There are fighty rabbits doing bad things to people. There are knights battling snails.
There are nuns harvesting unmentionable fruits from trees. Clearly, someone left the illustrator alone to do their own thing, and what they’ve chosen to do is hide the scatalogical and the mad and the bizarre in those pages: demented doodles that can talk to us from 700 years ago. These illuminators were enjoying the secret power of the illustrator: to shrink and expand, to undermine, to winch things in, to be the last one on the job who got to have the last (pictorial) word on the page. 
 (Plus – I noticed this medieval appearance of the Walking Fish – the ancestor of the Fizzgiggious Fish of Lear, and the walking fish who often wander the drawings of John Vernon Lord.)
Medieval walking fish (left) Lear's walking fish (centre) John Vernon Lord's fish wearing the best hat (right)
The voice of The Book of Not Entirely Useful Advice, comes of course straight from AF Harrold. If you want to know what this voice is like, tune in to the AFHLEKPoPod podcasts.
These may be about subjects such as Toast, and brought to you by kind association with items such as Sausages (“like food but tubular…plop ‘em on your plate and stick ‘em in your mouth.”) and then at the end advise you about what to do if you didn’t like the podcast (eg “If this wasn’t your cup of tea, why not make yourself a cup of tea, and see if that’s better…”)
Edward Lear (left) Darwin (top right) John Vernon lord (bottom right)
Also as I may have mentioned before, AF has a magnificent beard, which put me in mind of other magnificently bearded individuals, like Edward Lear, of course, but also that illustrator of Lear, John Vernon Lord, and also that collector of botanical ideas, Charles Darwin.

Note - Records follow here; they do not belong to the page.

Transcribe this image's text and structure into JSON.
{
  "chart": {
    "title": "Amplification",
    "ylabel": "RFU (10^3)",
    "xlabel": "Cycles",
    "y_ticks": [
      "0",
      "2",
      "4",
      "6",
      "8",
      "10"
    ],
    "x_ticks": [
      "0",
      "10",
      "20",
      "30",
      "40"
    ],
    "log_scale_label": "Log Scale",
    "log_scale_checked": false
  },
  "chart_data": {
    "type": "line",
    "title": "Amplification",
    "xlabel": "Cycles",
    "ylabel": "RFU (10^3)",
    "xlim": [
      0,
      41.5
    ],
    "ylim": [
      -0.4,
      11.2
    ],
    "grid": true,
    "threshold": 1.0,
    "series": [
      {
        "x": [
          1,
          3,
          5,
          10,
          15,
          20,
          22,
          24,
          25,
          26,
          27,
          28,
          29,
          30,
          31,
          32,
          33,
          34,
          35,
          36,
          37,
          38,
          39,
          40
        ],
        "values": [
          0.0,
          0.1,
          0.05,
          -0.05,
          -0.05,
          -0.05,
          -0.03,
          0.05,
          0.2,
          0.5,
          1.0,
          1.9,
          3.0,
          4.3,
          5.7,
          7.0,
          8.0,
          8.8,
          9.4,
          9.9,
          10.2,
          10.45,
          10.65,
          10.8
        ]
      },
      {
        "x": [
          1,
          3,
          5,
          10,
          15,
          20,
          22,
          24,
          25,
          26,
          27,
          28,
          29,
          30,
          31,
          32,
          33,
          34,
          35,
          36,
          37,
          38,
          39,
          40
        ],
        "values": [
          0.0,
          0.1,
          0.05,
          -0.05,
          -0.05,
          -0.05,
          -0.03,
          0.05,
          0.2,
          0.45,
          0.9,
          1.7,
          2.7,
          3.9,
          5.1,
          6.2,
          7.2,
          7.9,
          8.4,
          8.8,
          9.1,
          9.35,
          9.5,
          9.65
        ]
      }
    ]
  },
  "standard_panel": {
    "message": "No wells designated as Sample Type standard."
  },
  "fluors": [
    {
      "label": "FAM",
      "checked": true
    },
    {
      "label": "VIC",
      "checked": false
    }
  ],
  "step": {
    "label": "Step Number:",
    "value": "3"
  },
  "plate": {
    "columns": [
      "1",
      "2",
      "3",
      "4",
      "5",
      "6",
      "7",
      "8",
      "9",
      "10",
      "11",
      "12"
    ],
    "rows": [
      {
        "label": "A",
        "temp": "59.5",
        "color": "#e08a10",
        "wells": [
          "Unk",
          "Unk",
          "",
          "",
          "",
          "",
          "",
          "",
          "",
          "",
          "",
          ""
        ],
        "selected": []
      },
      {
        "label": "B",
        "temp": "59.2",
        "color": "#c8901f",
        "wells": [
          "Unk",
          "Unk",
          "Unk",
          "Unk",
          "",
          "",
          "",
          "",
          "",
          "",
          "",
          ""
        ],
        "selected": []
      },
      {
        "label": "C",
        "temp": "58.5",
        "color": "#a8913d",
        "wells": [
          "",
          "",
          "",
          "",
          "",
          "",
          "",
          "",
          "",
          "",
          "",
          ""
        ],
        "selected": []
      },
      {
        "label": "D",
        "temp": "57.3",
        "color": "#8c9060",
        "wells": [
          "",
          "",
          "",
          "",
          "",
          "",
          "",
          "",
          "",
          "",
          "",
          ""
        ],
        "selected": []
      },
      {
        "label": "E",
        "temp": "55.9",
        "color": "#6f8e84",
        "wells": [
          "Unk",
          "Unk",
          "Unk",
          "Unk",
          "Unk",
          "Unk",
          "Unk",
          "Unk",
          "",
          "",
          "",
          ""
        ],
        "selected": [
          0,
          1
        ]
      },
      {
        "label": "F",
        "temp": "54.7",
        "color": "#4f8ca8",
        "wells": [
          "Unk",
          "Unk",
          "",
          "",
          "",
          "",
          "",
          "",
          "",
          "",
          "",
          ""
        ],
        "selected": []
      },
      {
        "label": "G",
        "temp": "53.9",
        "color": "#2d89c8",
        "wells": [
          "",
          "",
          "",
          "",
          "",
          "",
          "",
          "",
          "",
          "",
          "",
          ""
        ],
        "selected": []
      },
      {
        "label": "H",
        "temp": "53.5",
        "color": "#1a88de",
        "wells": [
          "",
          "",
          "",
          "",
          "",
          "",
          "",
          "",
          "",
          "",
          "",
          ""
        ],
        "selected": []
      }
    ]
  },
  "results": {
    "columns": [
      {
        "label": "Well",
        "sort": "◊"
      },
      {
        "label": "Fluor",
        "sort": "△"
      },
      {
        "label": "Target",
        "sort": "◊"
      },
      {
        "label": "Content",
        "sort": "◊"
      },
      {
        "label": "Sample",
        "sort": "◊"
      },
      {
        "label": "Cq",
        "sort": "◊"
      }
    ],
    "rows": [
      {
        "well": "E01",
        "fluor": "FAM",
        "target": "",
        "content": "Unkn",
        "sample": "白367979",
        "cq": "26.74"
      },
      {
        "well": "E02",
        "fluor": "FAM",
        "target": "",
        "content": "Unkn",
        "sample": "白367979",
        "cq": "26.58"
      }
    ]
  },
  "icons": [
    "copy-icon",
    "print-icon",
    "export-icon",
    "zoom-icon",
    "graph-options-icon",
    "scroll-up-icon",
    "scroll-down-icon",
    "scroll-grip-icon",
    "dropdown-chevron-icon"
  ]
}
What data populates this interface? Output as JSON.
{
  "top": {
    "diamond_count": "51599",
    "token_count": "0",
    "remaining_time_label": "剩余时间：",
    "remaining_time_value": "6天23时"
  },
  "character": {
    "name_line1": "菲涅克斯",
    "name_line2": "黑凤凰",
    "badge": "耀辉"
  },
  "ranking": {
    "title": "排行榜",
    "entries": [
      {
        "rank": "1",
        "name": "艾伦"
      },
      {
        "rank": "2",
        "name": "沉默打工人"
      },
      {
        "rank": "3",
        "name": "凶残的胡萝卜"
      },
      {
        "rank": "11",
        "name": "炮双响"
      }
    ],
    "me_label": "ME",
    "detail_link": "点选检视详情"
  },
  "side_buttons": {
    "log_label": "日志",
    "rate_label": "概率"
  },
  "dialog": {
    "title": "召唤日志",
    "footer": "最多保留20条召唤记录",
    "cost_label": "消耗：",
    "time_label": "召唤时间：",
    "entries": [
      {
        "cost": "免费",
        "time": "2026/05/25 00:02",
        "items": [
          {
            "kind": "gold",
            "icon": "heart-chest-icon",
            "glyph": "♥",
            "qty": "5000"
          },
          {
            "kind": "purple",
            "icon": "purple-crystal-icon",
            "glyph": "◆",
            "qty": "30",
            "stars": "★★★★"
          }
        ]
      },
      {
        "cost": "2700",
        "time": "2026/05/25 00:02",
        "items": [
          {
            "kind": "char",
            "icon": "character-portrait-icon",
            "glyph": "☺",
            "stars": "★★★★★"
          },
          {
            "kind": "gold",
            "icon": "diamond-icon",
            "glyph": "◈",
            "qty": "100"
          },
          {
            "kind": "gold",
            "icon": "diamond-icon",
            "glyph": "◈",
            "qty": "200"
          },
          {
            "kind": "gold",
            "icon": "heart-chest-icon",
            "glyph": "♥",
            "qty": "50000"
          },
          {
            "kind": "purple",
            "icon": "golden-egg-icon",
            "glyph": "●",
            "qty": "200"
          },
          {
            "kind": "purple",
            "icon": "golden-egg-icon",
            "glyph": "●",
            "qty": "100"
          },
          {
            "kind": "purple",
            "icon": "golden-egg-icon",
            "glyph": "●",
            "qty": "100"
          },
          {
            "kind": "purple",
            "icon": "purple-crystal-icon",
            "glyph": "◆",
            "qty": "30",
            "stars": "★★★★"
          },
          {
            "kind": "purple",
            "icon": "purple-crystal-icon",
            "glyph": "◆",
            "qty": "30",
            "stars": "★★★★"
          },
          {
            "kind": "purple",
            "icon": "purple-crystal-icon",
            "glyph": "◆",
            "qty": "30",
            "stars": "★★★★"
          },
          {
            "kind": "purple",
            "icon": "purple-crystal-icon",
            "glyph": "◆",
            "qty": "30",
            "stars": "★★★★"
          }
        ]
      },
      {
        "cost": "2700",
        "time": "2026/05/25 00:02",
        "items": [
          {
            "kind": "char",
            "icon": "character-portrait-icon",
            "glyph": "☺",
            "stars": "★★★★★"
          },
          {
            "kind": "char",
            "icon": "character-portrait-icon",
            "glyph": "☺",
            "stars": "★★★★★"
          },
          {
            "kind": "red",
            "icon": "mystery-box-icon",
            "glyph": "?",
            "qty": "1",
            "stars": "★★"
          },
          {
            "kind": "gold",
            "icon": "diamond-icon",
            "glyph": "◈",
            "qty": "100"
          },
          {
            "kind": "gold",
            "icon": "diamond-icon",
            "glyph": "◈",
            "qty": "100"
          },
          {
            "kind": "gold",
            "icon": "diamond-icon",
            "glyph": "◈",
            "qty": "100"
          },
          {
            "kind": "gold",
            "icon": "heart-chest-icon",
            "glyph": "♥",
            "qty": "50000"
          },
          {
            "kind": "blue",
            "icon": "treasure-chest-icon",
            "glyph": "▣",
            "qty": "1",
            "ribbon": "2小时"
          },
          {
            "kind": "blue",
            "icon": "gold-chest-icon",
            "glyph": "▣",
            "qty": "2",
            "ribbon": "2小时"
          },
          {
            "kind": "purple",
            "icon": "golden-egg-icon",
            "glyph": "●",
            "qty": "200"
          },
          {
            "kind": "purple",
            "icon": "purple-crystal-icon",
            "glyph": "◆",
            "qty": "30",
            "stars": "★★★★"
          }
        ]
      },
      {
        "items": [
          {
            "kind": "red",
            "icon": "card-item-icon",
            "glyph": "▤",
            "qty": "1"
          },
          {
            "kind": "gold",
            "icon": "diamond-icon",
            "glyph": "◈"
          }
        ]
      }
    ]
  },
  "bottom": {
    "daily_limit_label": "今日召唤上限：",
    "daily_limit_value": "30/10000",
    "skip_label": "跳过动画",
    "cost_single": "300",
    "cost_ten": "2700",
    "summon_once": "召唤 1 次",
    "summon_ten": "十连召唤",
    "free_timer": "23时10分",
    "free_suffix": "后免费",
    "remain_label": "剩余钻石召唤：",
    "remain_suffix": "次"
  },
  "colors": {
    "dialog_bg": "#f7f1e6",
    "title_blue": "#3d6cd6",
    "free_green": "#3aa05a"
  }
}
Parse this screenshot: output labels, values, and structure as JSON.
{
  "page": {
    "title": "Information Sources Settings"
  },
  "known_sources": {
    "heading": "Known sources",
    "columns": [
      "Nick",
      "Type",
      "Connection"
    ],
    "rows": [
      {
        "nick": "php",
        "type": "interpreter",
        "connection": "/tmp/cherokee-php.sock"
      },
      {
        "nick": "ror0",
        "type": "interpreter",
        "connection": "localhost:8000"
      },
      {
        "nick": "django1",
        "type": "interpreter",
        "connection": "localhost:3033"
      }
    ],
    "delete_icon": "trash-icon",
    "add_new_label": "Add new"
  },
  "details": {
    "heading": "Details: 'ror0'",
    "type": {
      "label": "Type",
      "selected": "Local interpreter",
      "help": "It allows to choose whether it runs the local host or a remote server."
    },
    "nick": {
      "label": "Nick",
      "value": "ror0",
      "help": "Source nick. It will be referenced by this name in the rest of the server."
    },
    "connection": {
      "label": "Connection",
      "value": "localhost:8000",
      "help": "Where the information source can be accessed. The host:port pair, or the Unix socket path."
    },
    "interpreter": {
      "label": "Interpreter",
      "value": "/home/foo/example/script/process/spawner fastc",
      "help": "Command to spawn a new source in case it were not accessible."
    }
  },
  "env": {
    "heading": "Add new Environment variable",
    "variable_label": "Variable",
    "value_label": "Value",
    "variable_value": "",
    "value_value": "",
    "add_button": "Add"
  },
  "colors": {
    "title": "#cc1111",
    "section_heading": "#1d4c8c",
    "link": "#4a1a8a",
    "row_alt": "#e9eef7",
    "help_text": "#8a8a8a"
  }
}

Could I shrink AF and have him roaming though his book, perhaps with a bit of a net for catching ingredients for poems?

Yes I could.

There’s one poem in the Not Entirely Useful Advice called Winch – which gave me the idea – that maybe in this book a lot of winching can happen.
Signs could be lowered down on hooks. So there’s somewhere beyond the pages where things are being lowered in from. There’s also the chance to force your poet to do ridiculous things, like dangle a puppet version of themselves. And of course put them in the bath.

Also as the illustrator there’s the power to take over entirely and completely fill the page with knots, and also add my own useful notes pointing out where AF has got things wrong.

Luckily both AF Harrold and our fantastic team at Bloomsbury (Zoe Griffiths, Sarah Baldwin, Stephanie Amster and Jeni Child) were completely up for all this, in fact they positively encouraged it and wanted as much of it as possible. I guess we were attempting to make the ultimate unreliable narrator nonsense work.
The other good thing about just being the illustrator rather than the author-illustrator, is that I am just not responsible for the content or whether it makes sense. Actually as it turned out it seems that AF wasn’t either. I was really puzzled about the jelly in the bath in this poem here, plus why "quack quack quack"?

When questioned, the author admitted he had no idea either. So now random quacking has been turned into a repeating feature in The Book of Not Entirely Useful Advice.

When I first encountered AF Harrold, I was much impressed by the badge collection he was wearing. And badges are a perfect transportation device for good or bad advice. So to finish, here is your own cut out & keep badge selection, to create a badge for every occasion. I’m off to have another go on the Advice-a-tron 216.

The Book of Not Entirely Useful Advice by AF Harrold with pictures by Mini is published by Bloomsbury and released into the wild on the 3rd September 2020.